In the first one the future was all about packages, everything was going to be in a package, there would be no more software development as a package vendor did everything that they wanted. When I pointed out that this actually covered only the back-office functions and a minimal part of the sales function there was an awkward moment as they realised than in fact what they really meant was "we are going to standardise our back-office and sales processes around vendor X" this is a good objective to have but the point remained that one solution didn't fit all.
In the second one the world was going to be REST, EVERYTHING was going to be REST, the entire enterprise should be viewed as resources and the principles of the Web would be applied all over, most especially when dealing externally. I pointed out that not only did several suppliers already interact with them via Web Services but that they had a massive backend estate that had a reasonably successful integration strategy. After a couple of hours contemplating the refactoring of a huge number (think hundreds) of systems they decided that maybe REST would just be used around the Web part and for data when its appropriate, and then when there weren't already established approaches.
In the third one the future was all about Web Services, EVERYTHING should be a Web Service. Talking to a Mainframe? Use a Web Service. Talking within an application between one bit and another... use a Web Service. They were even looking at WS-TX. A similar discussion to the REST one then unfolded and now their B2B approach is looking at Web Services and their inter business domain comms will be Web Services.
This all put me in mind of Hamlet and the famous like
There are more things in heaven and earth, Horatio, than are dreamt of in your philosophy
The point is that there is no single answer to a complex IT environment. I've always argued this around Business SOA. Business SOA gives a context not a complete solution. Technology approaches can only ever give part of the solution. Taking a fundamentalist approach to IT is always a bad idea and it does help progress IT forwards.

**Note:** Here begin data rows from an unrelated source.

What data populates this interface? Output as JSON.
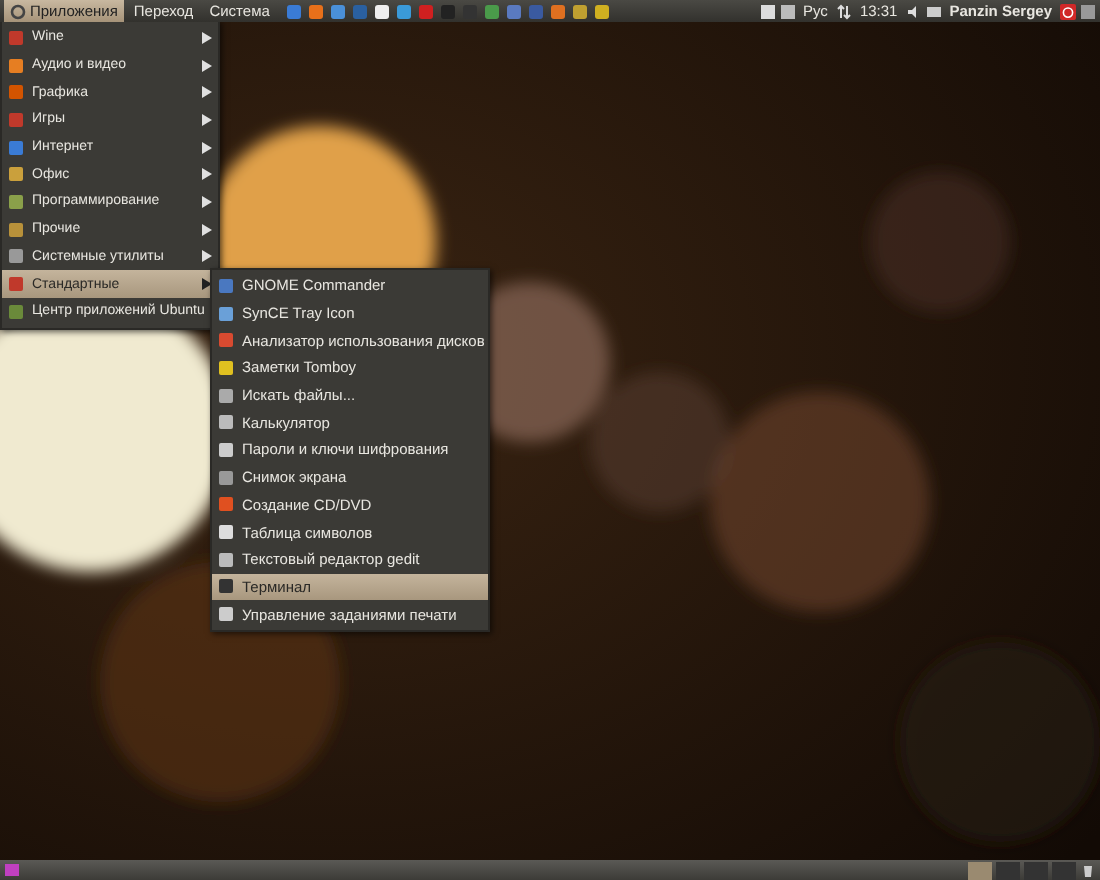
{
  "top_panel": {
    "menus": [
      {
        "label": "Приложения",
        "selected": true
      },
      {
        "label": "Переход",
        "selected": false
      },
      {
        "label": "Система",
        "selected": false
      }
    ],
    "keyboard_layout": "Рус",
    "clock": "13:31",
    "user": "Panzin Sergey"
  },
  "applications_menu": {
    "items": [
      {
        "label": "Wine",
        "has_submenu": true,
        "selected": false
      },
      {
        "label": "Аудио и видео",
        "has_submenu": true,
        "selected": false
      },
      {
        "label": "Графика",
        "has_submenu": true,
        "selected": false
      },
      {
        "label": "Игры",
        "has_submenu": true,
        "selected": false
      },
      {
        "label": "Интернет",
        "has_submenu": true,
        "selected": false
      },
      {
        "label": "Офис",
        "has_submenu": true,
        "selected": false
      },
      {
        "label": "Программирование",
        "has_submenu": true,
        "selected": false
      },
      {
        "label": "Прочие",
        "has_submenu": true,
        "selected": false
      },
      {
        "label": "Системные утилиты",
        "has_submenu": true,
        "selected": false
      },
      {
        "label": "Стандартные",
        "has_submenu": true,
        "selected": true
      },
      {
        "label": "Центр приложений Ubuntu",
        "selected": false
      }
    ]
  },
  "accessories_menu": {
    "items": [
      {
        "label": "GNOME Commander",
        "selected": false
      },
      {
        "label": "SynCE Tray Icon",
        "selected": false
      },
      {
        "label": "Анализатор использования дисков",
        "selected": false
      },
      {
        "label": "Заметки Tomboy",
        "selected": false
      },
      {
        "label": "Искать файлы...",
        "selected": false
      },
      {
        "label": "Калькулятор",
        "selected": false
      },
      {
        "label": "Пароли и ключи шифрования",
        "selected": false
      },
      {
        "label": "Снимок экрана",
        "selected": false
      },
      {
        "label": "Создание CD/DVD",
        "selected": false
      },
      {
        "label": "Таблица символов",
        "selected": false
      },
      {
        "label": "Текстовый редактор gedit",
        "selected": false
      },
      {
        "label": "Терминал",
        "selected": true
      },
      {
        "label": "Управление заданиями печати",
        "selected": false
      }
    ]
  }
}
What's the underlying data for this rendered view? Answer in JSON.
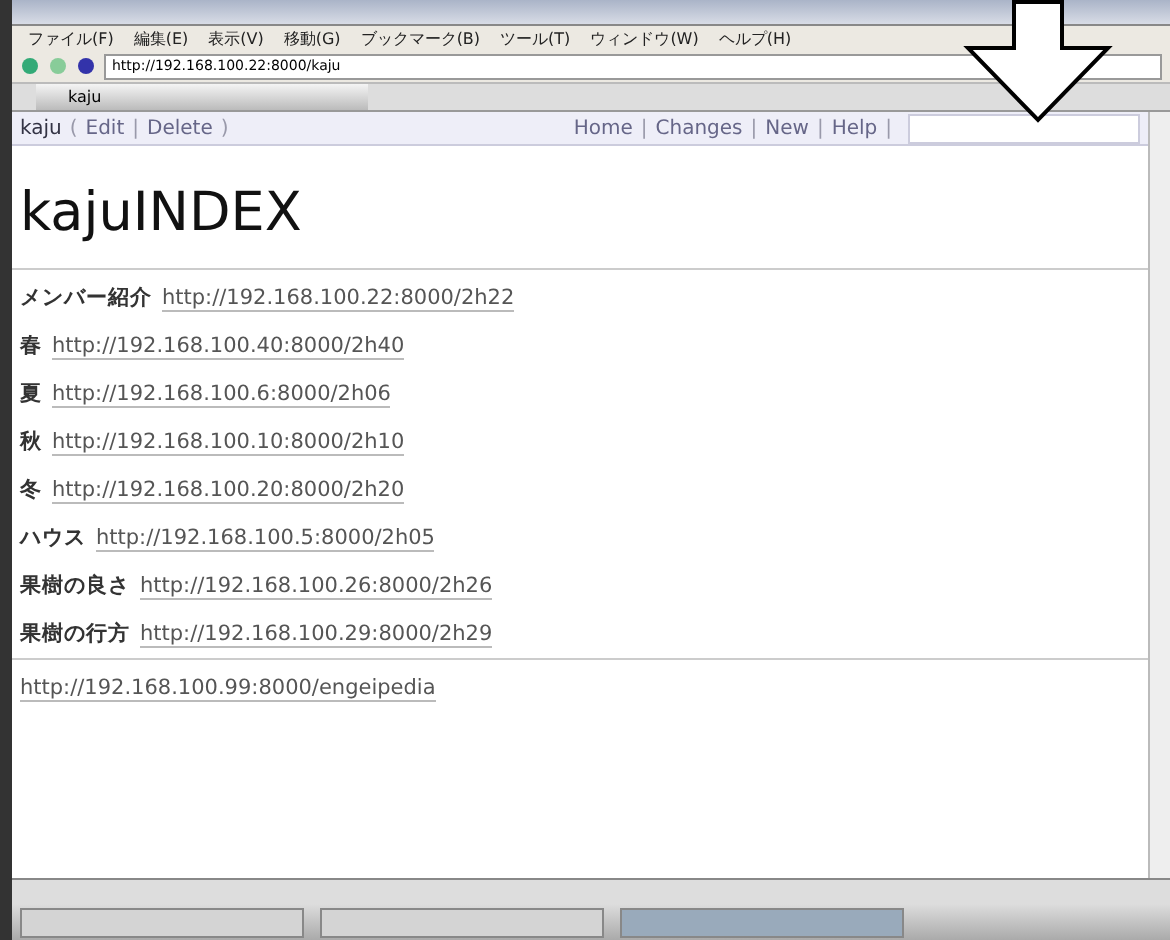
{
  "menu": [
    "ファイル(F)",
    "編集(E)",
    "表示(V)",
    "移動(G)",
    "ブックマーク(B)",
    "ツール(T)",
    "ウィンドウ(W)",
    "ヘルプ(H)"
  ],
  "address": {
    "value": "http://192.168.100.22:8000/kaju"
  },
  "tab": {
    "label": "kaju",
    "selected": true
  },
  "wiki_bar": {
    "left": [
      {
        "kind": "text",
        "text": "kaju"
      },
      {
        "kind": "punct",
        "text": "("
      },
      {
        "kind": "link",
        "text": "Edit"
      },
      {
        "kind": "punct",
        "text": "|"
      },
      {
        "kind": "link",
        "text": "Delete"
      },
      {
        "kind": "punct",
        "text": ")"
      }
    ],
    "right": [
      {
        "kind": "link",
        "text": "Home"
      },
      {
        "kind": "punct",
        "text": "|"
      },
      {
        "kind": "link",
        "text": "Changes"
      },
      {
        "kind": "punct",
        "text": "|"
      },
      {
        "kind": "link",
        "text": "New"
      },
      {
        "kind": "punct",
        "text": "|"
      },
      {
        "kind": "link",
        "text": "Help"
      },
      {
        "kind": "punct",
        "text": "|"
      }
    ]
  },
  "title": "kajuINDEX",
  "entries": [
    {
      "label": "メンバー紹介",
      "url": "http://192.168.100.22:8000/2h22"
    },
    {
      "label": "春",
      "url": "http://192.168.100.40:8000/2h40"
    },
    {
      "label": "夏",
      "url": "http://192.168.100.6:8000/2h06"
    },
    {
      "label": "秋",
      "url": "http://192.168.100.10:8000/2h10"
    },
    {
      "label": "冬",
      "url": "http://192.168.100.20:8000/2h20"
    },
    {
      "label": "ハウス",
      "url": "http://192.168.100.5:8000/2h05"
    },
    {
      "label": "果樹の良さ",
      "url": "http://192.168.100.26:8000/2h26"
    },
    {
      "label": "果樹の行方",
      "url": "http://192.168.100.29:8000/2h29"
    }
  ],
  "footer_link": "http://192.168.100.99:8000/engeipedia",
  "taskbar": {
    "windows": [
      {
        "selected": false
      },
      {
        "selected": false
      },
      {
        "selected": true
      }
    ]
  }
}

There are lots of bad ideas in IT, often they are good ideas which are applied in bad places.